- Instructions to follow
Lines with the word "name": copy all of them from the entries below.

(Entries from a dataset of interfaces)
---

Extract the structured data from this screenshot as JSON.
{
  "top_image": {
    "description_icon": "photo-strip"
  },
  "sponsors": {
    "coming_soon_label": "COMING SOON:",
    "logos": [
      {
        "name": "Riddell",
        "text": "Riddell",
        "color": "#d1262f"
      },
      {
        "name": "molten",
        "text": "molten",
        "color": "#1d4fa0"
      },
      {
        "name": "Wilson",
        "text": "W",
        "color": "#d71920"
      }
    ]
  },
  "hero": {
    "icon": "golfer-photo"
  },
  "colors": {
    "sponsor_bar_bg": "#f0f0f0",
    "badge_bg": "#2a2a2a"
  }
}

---

- Solution to this task
        "name": "Riddell",
        "name": "molten",
        "name": "Wilson",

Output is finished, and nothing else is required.